So here’s a listing of my public appearances with those joining me:




Panel: WHCFILM: Selling Your Scares To Screen: Ins and Outs of Options in Today’s Film Market – REDHOOK
Selling an option for your novel to be made into a motion picture may invoke visions of big bucks, but what’s the reality? Our panelists have sold at least one horror property or have experience on the development/sales side of the film industry. Hear their war stories and find out what you need to know when to opt in or out of an option deal.
Moderator: Sabrina Kaleta. Panelists: John Dixon, T. Fox Dunham, Brad Hodson, Weston Ochse


6:30PM - 8PM
Mass Author Signing at World Horror Con 2015. This event will take place Friday, May 8 from6:30-8 p.m. in The Barrens, the pace outside the main panel rooms and Dealers Room.



9-10 AM
Panel: TERRIFYING TROPES: Midmorning Madness: Making Insane Characters Believable – SARNATH

From classics like Edgar Allan Poe’s “The Tell-Tale Heart,” to Stephen King’s Misery, to more contemporary works like Chuck Palahniuk’s Fight Club, both film and literature alike have a soft spot for the insane. But what makes these characters believable and why do readers love a madman or a hysteric woman? Well, say hello to Tyler Durdan and get ready for a trip to the asylum because the first rule of madness is that we don’t talk about madness. And if it’s your first time going mad, well, then you have to scream.
Moderator: Stephanie M. Wytovich. Panelists: Dale Bailey, Nicole Cushing, T. Fox Dunham, Lois Gresh, Sydney Leigh, Brian W. Matthews


So Lamplight Magazine is doing a subscription drive so it can pay its authors professional rates.
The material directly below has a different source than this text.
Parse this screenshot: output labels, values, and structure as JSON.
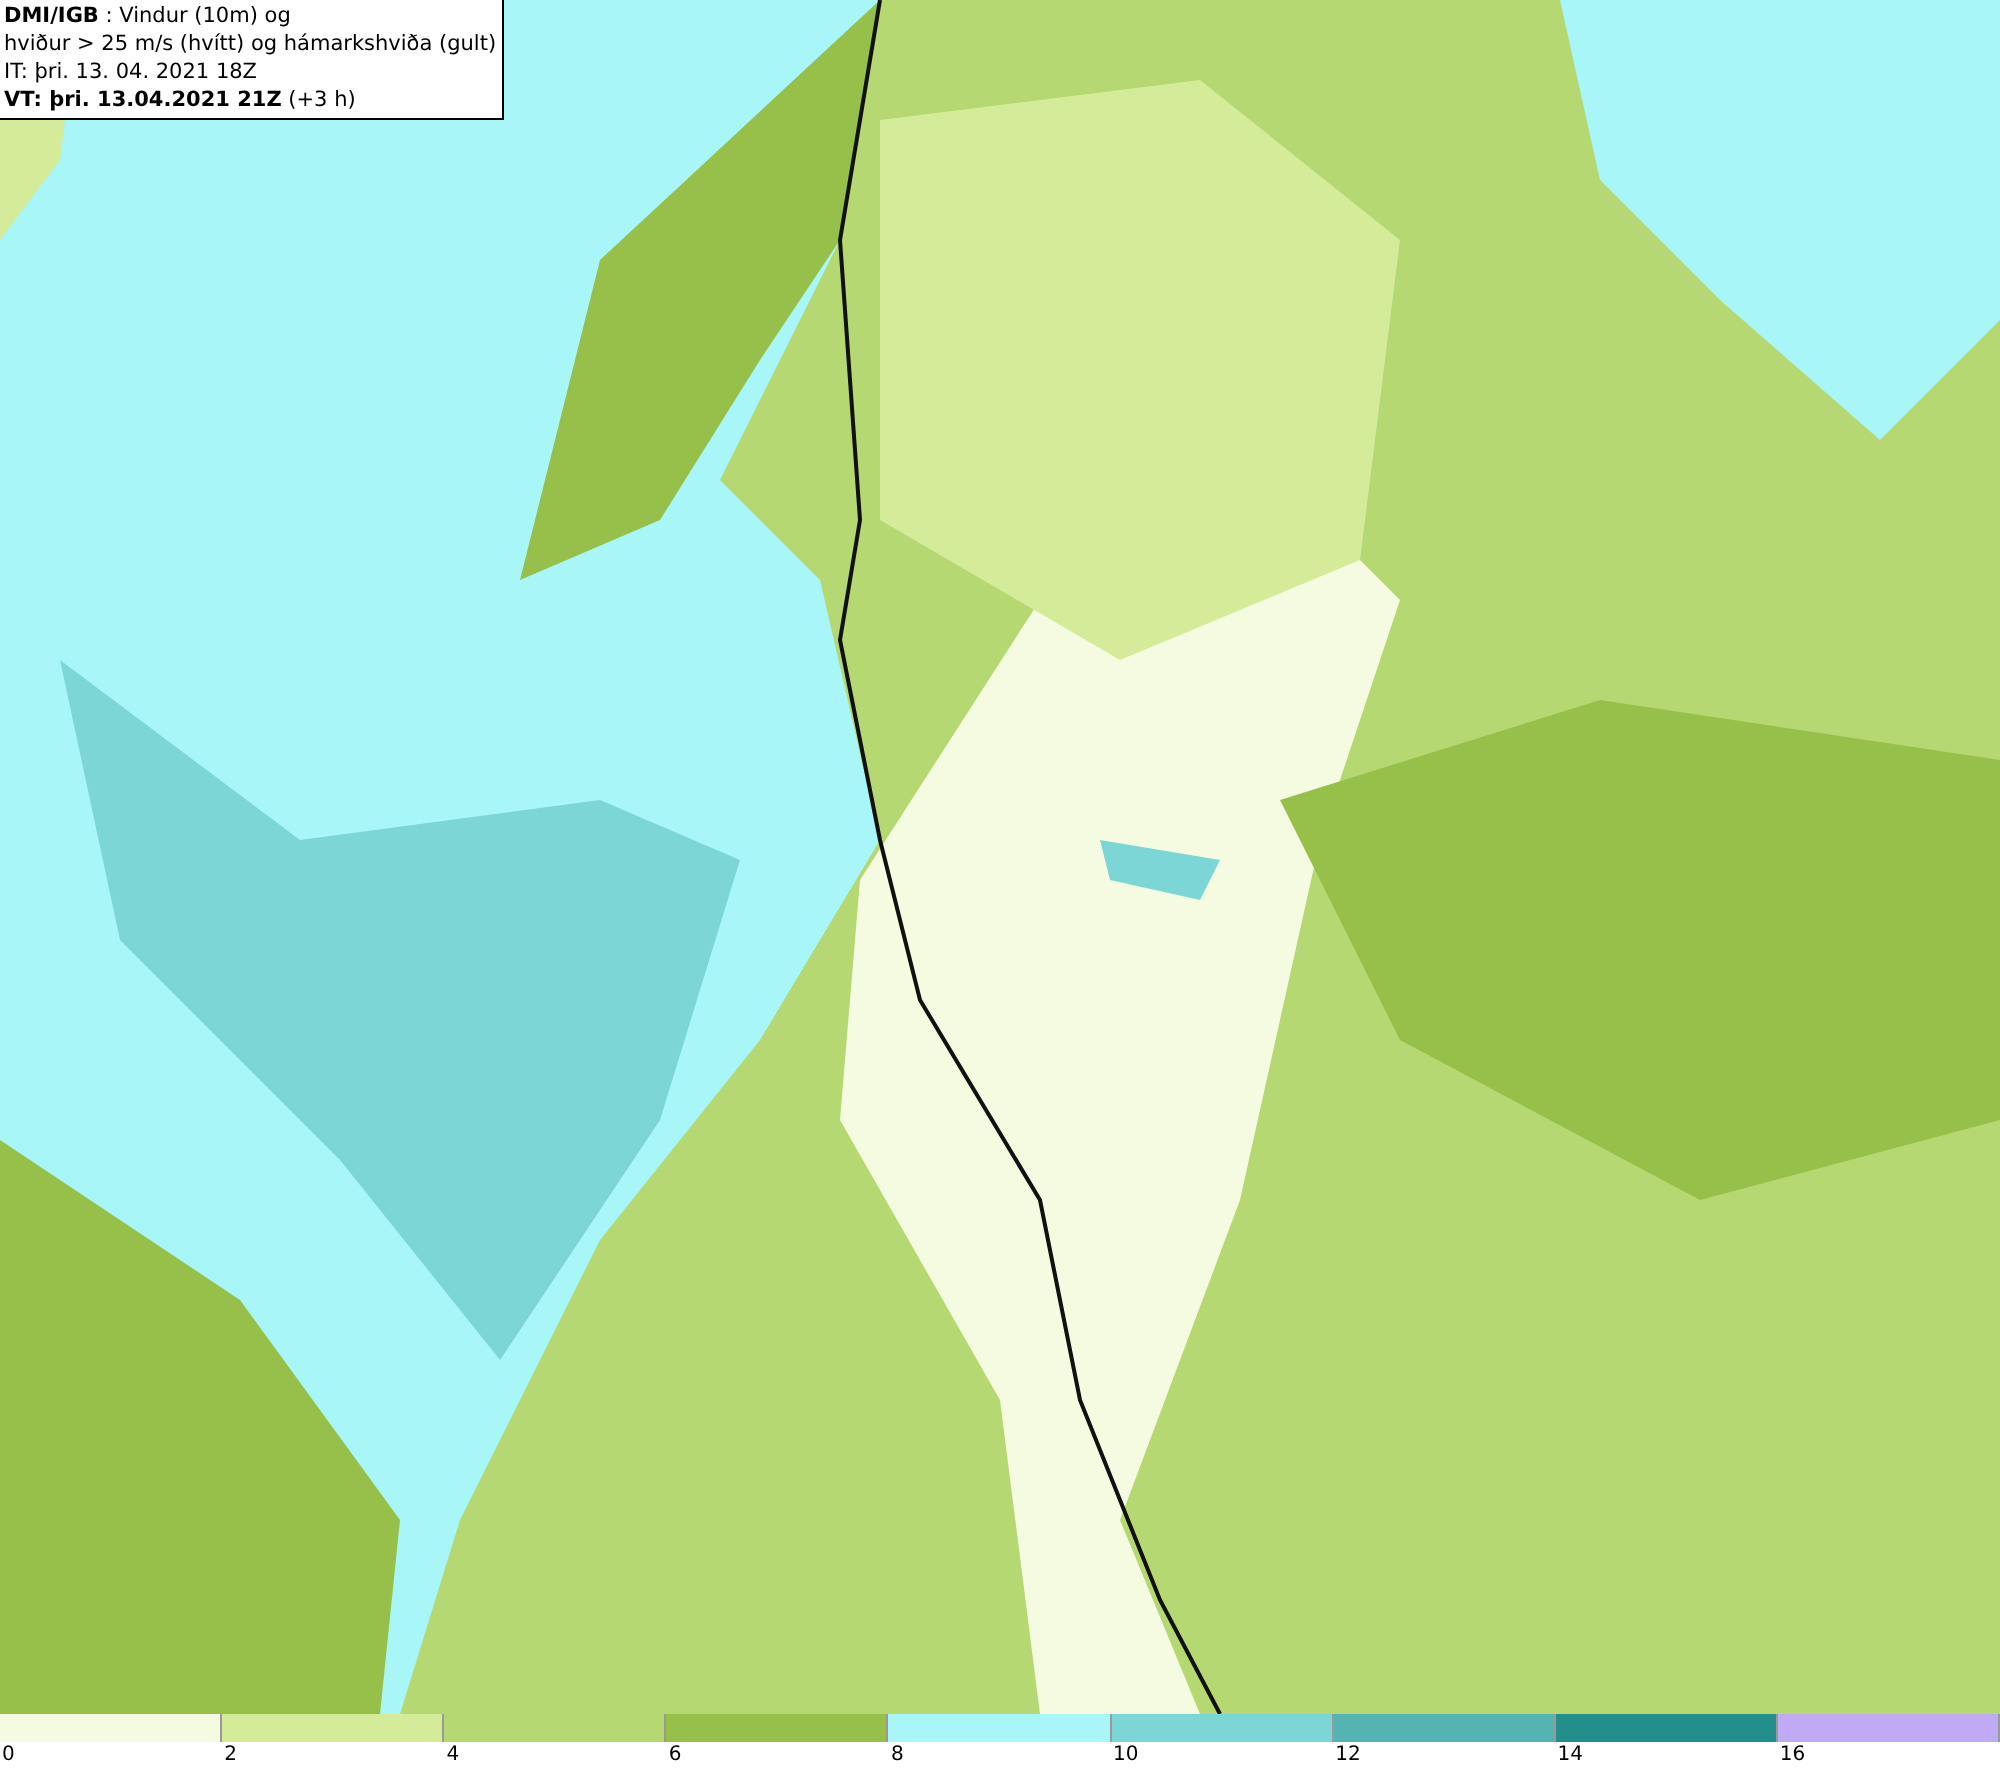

So few markets are doing that now. Jacob is a buddy, so help out! I’ve got mine.